One of the most common ideas in the whole healthcare financing discussion is a moral one. Why, people say, should my taxes and my healthcare premiums go to take care of the huge medical problems of people who don’t take care of themselves? As one commenter on THCB put it: “…self inflicted injuries to not be covered at all, ideally. If someone drinks their liver away I don’t think we should all have to buy them a new one. Same for smoking.”
This is a common idea, one that seems logical and right on the surface. But there are four assumptions built into it, all four of which have problems:
1) That the “self-inflicted injuries” that people commonly identify (smoking, drinking, other addictions, obesity) actually are major predictors of cost.
2) That we can clearly differentiate “self-inflicted injuries” from other medical problems
3) That to the extent that they are actually “self-inflicted,” the patient could just stop doing them if they just had enough gumption, or enough something.
4) That if our goal is to cut unnecessary medical costs, refusing medical coverage would cut costs.
But each of these four is problematic.
1) The best predictors of medical costs are not smoking, drinking, or obesity, but depression and stress. (“Association Between Health Risks and Medical Expenditures“) So trying to dis-insure “self-inflicted injuries” might miss the target of lowering healthcare costs.
2) Trying to decide what is “self-inflicted” and what is not presents a major problem. A friend has a lifelong condition that gives him excruciating pain. He has struggled manfully (and successfully) against addiction to booze and painkillers to ameliorate his pain. He has always felt bitter toward his father because his father was addicted to booze and painkillers. He recently realized that his condition is genetic, and guessing from some symptoms he observed, realized that his father was fighting the same excruciating pain. His attitude toward his late father changed instantly.
You can easily see other people with addictions and troubles that you don’t have. What you can’t see is what led them to that situation. You may be the very model of the perfect human, with no addictions of any kind, nothing in your life that you don’t want there, and you have never made any mistakes in your life that could have led you down the wrong path. Maybe. But even if you are, who exactly would you want sitting in judgment about which of your medical difficulties are “self-inflicted,” and which are not? Your individual doctor? Or a committee, say? A “death panel?”
3) The idea that people with “self-inflicted” problems such as smoking, drinking too much, other addictions, or obesity could just stop doing them is blatantly, obviously, provably false. And if it is false, then we have no logical or moral basis for refusing to help people who have those problems. Even if they could have avoided those problems by making better choices in the past, it is very difficult to unmake those choices now. They need a lot of help.

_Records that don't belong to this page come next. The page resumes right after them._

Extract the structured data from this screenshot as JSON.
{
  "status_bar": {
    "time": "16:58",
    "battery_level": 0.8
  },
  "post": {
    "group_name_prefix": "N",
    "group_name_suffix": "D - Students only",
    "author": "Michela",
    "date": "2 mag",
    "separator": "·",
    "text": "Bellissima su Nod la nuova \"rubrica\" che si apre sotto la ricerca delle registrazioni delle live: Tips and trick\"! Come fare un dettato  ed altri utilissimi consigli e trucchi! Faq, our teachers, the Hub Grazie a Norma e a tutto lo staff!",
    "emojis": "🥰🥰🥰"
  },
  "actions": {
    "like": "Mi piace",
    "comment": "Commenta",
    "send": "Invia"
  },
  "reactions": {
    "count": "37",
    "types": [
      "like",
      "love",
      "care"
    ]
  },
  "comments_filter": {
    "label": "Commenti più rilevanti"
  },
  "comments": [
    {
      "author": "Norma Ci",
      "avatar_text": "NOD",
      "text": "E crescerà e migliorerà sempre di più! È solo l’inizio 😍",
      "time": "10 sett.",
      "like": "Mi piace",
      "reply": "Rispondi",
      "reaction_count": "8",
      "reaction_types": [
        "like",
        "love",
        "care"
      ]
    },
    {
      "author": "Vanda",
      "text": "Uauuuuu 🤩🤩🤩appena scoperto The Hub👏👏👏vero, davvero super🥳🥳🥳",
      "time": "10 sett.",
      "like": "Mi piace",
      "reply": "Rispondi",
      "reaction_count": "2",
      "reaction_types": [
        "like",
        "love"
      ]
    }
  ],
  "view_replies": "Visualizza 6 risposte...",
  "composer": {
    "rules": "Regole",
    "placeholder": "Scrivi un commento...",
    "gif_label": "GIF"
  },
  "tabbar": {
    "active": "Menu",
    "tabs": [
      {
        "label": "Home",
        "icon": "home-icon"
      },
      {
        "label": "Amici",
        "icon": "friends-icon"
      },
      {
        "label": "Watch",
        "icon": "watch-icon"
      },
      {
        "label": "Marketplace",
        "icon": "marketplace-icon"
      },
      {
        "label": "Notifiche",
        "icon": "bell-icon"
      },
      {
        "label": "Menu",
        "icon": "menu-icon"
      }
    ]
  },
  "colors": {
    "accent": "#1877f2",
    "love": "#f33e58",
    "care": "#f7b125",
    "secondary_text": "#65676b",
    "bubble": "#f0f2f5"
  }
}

4) If your goal is to spend less on these people, making sure they don’t get coverage won’t do it. People with coverage cost the system less than people without coverage. In fact, they cost the system half as much. No matter the source of their problems, self-inflicted or not, it costs less to give people with lots of problems more, smarter, earlier care rather than less — unless your plan is to just take them out and shoot them when they show up in the ER.
So no part of the idea that we can and should reduce healthcare costs by refusing coverage of people with “self-inflicted injuries” is supportable. In the end, it makes no sense.
As a healthcare speaker, writer, and consultant, Joe Flower has explored the future of healthcare with clients ranging from the World Health Organization, the Global Business Network, and the U.K. National Health Service, to the majority of state hospital associations in the U.S. Joe writes at imaginewhatif.